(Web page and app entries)
····················

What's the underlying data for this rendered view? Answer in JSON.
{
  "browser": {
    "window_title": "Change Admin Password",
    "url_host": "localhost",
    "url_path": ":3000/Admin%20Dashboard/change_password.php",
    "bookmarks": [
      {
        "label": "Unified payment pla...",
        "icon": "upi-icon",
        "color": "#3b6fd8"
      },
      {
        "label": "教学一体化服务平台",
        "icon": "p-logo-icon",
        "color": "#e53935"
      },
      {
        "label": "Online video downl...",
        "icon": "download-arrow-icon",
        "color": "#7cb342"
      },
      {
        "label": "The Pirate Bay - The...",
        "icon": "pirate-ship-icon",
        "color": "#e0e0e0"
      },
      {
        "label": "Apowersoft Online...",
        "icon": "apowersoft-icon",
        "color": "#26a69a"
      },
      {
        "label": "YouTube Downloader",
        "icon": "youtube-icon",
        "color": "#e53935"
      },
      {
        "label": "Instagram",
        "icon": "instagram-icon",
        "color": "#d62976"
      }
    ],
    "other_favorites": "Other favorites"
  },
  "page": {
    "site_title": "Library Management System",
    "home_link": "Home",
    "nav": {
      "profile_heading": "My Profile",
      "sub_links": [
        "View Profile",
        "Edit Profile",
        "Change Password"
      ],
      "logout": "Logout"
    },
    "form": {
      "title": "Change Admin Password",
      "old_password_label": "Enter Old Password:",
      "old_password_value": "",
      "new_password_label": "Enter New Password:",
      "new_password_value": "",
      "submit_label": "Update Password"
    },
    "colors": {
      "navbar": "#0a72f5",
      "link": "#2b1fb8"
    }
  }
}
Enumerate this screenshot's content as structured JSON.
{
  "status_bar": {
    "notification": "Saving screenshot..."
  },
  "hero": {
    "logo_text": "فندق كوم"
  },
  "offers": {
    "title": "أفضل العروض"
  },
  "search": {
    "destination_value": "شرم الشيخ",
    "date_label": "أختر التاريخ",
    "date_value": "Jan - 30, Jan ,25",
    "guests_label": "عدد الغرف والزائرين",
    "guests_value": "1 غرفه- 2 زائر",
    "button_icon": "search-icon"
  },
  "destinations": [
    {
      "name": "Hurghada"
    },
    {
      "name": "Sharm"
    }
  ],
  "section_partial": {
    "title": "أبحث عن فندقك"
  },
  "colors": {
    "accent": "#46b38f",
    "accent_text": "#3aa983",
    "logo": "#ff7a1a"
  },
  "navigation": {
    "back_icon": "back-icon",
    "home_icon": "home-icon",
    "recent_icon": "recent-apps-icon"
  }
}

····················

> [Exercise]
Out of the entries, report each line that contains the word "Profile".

> [Answer for this exercise]
      "profile_heading": "My Profile",
        "View Profile",
        "Edit Profile",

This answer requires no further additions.